With 88,620 square meters, Prato della Valle is the largest square in Europe and one of the most beautiful squares in Italy. The current configuration dates back to the late 18th century and is characterized by a central elliptical island, called Memmia island, surrounded by a canal on whose banks is a double ring of statues, with an outer circumference of 1450 meters.
In the Roman times, the area was known as Campo Marzio, named after Mars, the god of war, because it was used as a place for military meetings.
Since the 12th century, various shows and games have been documented in Prato. From 1257, horse races are held here to commemorate the liberation from the tyranny of Ezzelino III da Romano.
In 1310 a more extensive intervention in the area was carried out under the guidance of Fra Giovanni Eremitano. Between the end of the 14th and the beginning of the 15th century, the town’s forgery was built near the Prato.
During the 15th century, an imposing palace was built on the northern corner of Prato, as the residence of Cardinal Bessarione, now known as Palazzo Angeli.
In 1498, the old Basilica of Santa Giustina was demolished and the building of the new one, in a Renaissance style, started.
On the supervision of Andrea Moroni, former architect of the new basilica, Palazzo Zacco al Prà was built between 1556 and 1557.
In 1767, Prato della Valle changed ownership, passing from the Monastery of Santa Giustina to the city administration.
Andrea Memmo, an Italian diplomat, was the real architect of the Prato.
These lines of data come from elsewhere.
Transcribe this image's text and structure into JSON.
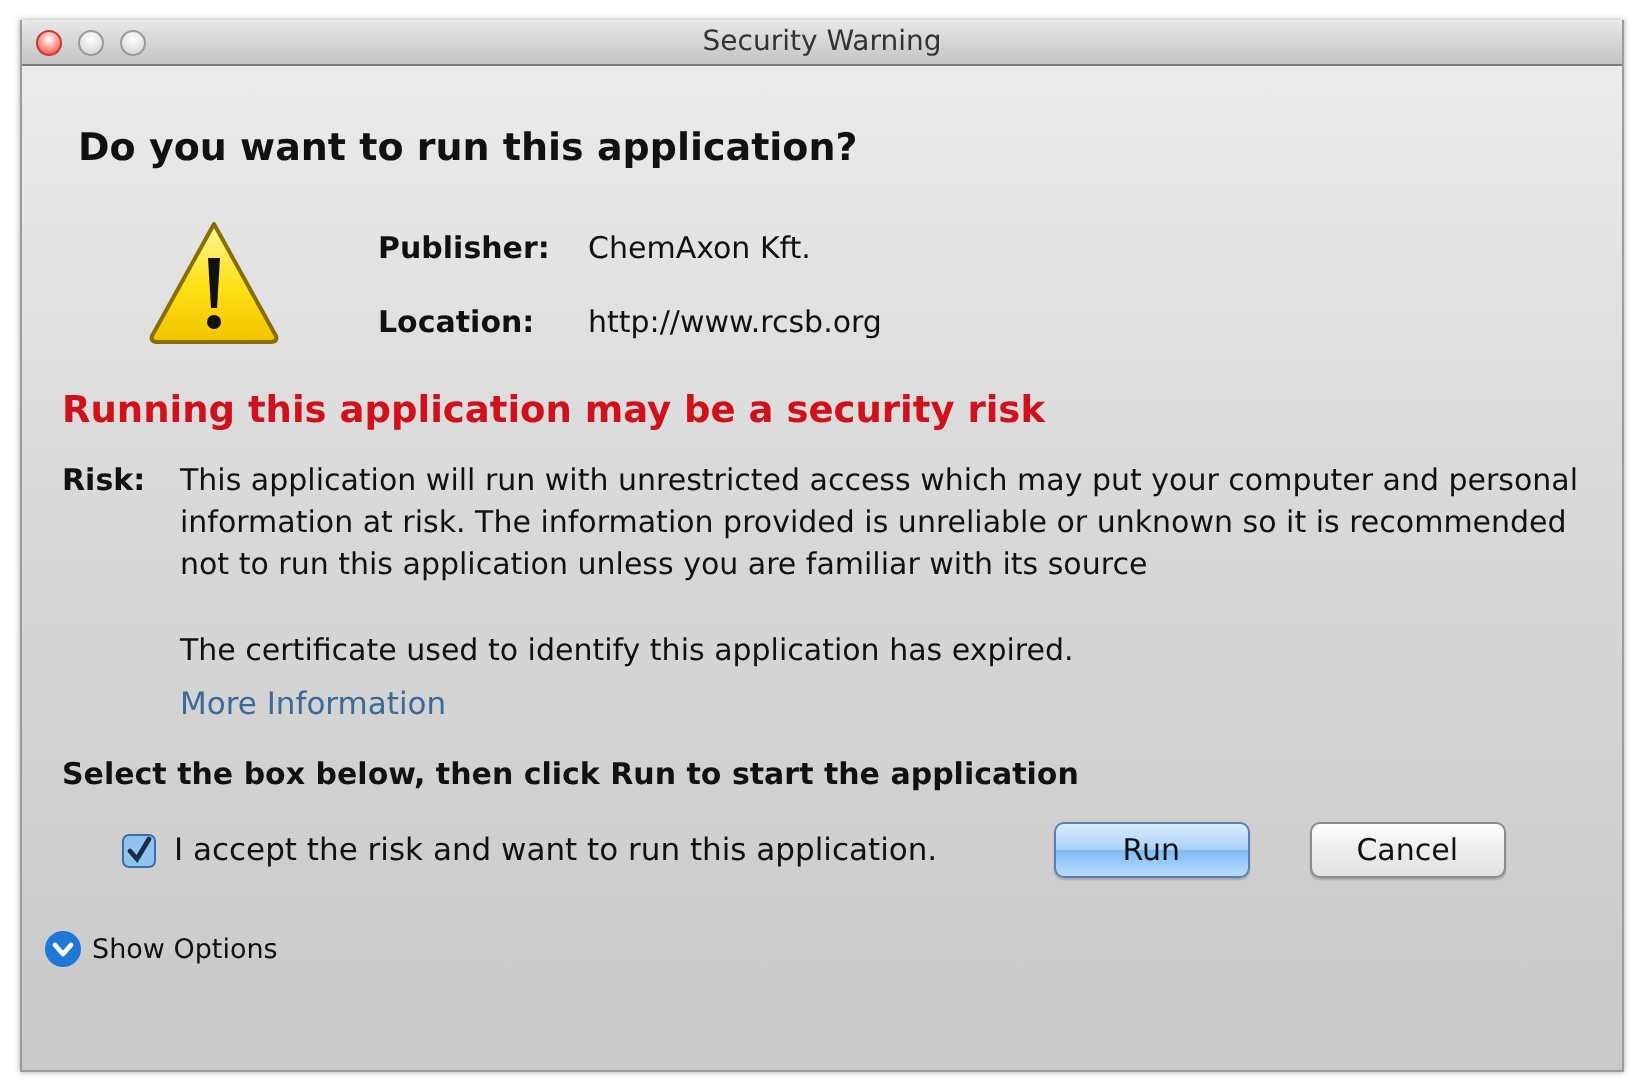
{
  "window": {
    "title": "Security Warning"
  },
  "heading": "Do you want to run this application?",
  "details": [
    {
      "label": "Publisher:",
      "value": "ChemAxon Kft."
    },
    {
      "label": "Location:",
      "value": "http://www.rcsb.org"
    }
  ],
  "risk_heading": "Running this application may be a security risk",
  "risk": {
    "label": "Risk:",
    "paragraphs": [
      "This application will run with unrestricted access which may put your computer and personal information at risk. The information provided is unreliable or unknown so it is recommended not to run this application unless you are familiar with its source",
      "The certificate used to identify this application has expired."
    ]
  },
  "more_info_link": "More Information",
  "instruction": "Select the box below, then click Run to start the application",
  "accept": {
    "label": "I accept the risk and want to run this application.",
    "checked": true
  },
  "buttons": [
    {
      "label": "Run",
      "kind": "default"
    },
    {
      "label": "Cancel",
      "kind": "normal"
    }
  ],
  "show_options": {
    "label": "Show Options",
    "expanded": false
  }
}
During his stay in Padua, at the end of the 18th century, the square was transformed in what is today.
The transformation of the Prato was characterized by the creation of a central island, named Memmia Island in honor of its creator, surrounded by an artificial channel of elliptical shape, with a double ring of statues on its banks.
In 1926, the fountain was inaugurated in the middle of the island which, although included in the Memmo project, had never been realized until then.
ART AND ARCHITECTURE
The statues from Prato della Valle are currently 78 (40 along the outer ring and 38 along the inner one), but according to the original design they should have been 88. Today’s arrangement derives mainly from the destruction of six statues depicting Venetian doges, demolished by the Napoleonic army in 1797 and the repositioning of several other statues.
The rules for the realization of the statues were: the people could not be portrayed in life, no saint will be portrayed and all the characters must have had a link with the city.
The statues depict all male personalities, with one exception – the bust of the poet Gaspara Stampa, placed at the foot of the statue dedicated to Andrea Briosco.
HOW TO GET THERE
Prato della Valle is about 2.4 kilometers away from the Padua Train Station. If you want to use the public transport, you must know there are over 20 buses and trams that you can take from any corner of Padua to get you there. If you prefer to move on foot and need a map, you can rely on the one below.